But that was before Oslo, and the raised possibility that the Palestinian problem and Israeli security could be reconciled through negotiations. In mid-September, a poll showed that 84 percent of American Jews believed the United States should "apply pressure" on both Netanyahu and Arafat "to act more constructively and be more forthcoming in negotiations." And 89 percent think the United States "must be evenhanded when facilitating negotiations."

Despite this public opinion shift, some American pro-Israel activists in Washington are still out of step with their community. Knowingly or not, they are successfully perpetuating a dangerous, within-the-Beltway myth that this community expects automatic U.S. support for any Israeli position, even if it lessens America's ability to broker a peace agreement. Behind the scenes, the Jewish community is increasingly split around this issue as the debate intensifies. Whichever side succeeds in influencing policy will have a concrete impact on the future of Israel and the Middle East.
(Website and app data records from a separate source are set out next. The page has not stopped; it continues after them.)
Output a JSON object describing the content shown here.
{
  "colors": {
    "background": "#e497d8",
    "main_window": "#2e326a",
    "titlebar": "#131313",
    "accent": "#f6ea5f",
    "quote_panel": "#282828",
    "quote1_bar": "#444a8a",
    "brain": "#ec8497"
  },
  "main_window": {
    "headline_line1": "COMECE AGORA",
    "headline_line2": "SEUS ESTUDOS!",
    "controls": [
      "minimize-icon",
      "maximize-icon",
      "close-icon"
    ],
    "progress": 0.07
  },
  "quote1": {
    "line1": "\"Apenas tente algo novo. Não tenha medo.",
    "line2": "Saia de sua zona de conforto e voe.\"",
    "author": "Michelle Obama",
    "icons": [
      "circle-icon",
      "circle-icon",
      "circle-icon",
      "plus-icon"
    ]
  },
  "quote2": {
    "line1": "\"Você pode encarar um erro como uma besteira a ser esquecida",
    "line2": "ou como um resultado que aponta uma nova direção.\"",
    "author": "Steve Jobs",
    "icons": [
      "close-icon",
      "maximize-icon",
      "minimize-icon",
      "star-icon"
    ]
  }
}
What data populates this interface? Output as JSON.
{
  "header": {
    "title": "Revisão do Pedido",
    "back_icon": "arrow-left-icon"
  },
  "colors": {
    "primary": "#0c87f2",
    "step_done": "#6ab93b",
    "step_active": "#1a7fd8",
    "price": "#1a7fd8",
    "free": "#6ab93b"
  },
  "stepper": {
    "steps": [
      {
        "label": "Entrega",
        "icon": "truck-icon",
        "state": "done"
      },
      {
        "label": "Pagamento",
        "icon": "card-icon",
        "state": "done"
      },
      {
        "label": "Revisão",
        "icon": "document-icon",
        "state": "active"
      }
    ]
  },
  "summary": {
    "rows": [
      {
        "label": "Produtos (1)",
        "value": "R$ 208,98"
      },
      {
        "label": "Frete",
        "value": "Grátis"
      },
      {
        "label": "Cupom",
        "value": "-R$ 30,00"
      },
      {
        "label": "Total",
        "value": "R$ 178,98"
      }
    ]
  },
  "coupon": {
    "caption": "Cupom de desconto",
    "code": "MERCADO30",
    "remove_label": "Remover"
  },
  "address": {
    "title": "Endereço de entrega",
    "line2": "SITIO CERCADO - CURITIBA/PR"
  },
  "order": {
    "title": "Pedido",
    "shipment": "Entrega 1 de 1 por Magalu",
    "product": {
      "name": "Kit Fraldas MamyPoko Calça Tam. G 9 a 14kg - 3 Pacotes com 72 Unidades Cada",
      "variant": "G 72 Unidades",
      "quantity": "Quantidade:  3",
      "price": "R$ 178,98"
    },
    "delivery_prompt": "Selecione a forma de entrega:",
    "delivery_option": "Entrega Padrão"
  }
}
Just before Albright began her recent trip, she was urged to focus on pressing Arafat to fight terror, but to make no demands on Netanyahu. It would have been politically safer for her to do so, particularly after the twin terror attacks this summer. In contrast, 40 prominent American Jews wrote a letter asking her, for Israel's sake, to preserve her original plan for restarting peace talks even as she prodded Arafat on the terrorism issue.

To her credit, the secretary insisted first that Arafat make a 100 percent effort against the terrorist infrastructure. She then urged Israel to refrain from actions that the Palestinians perceive as provocative, such as settlement expansion and home demolitions. That is the kind of political courage that should be emulated by Middle Eastern leaders. And it should be encouraged by Americans who support Israel and the peace process whose success is essential to its long-term security.

When it comes to the Israeli-Palestinian conflict, the central question for American Jews should no longer be simply who is right and who is wrong about specific policies or how to guarantee that there are no gaps between the U.S. and Israeli governments. It is obvious that both Israel and the Palestinian Authority are deadlocked, and it is clear that there will be disagreements about how to break the impasse. The relevant question for American Jews now becomes this: Will we support the U.S. administration when it tries to extricate both sides from their current stalemate?

When Albright said she would not return to the region unless Israeli and Palestinian leaders made tough choices, she was forcing both sides to peer into the abyss that will swallow them up unless they find ways to compromise. But if these leaders decide to step back from the edge and seek peace, it is almost inconceivable that they will get anywhere unless the United States continues to calm fears, build bridges and mediate. The administration's ability to do so will be sharply diminished if the president and secretary of state are forced to look constantly over their shoulders, fearing an adverse domestic reaction every time they try to facilitate a peace process that is clearly in Israel's interests.

Steven Spiegel teaches political science at the University of California, Los Angeles, and is director of the Mideast Peace Pulse Project. He contributed this comment to The Moscow Times.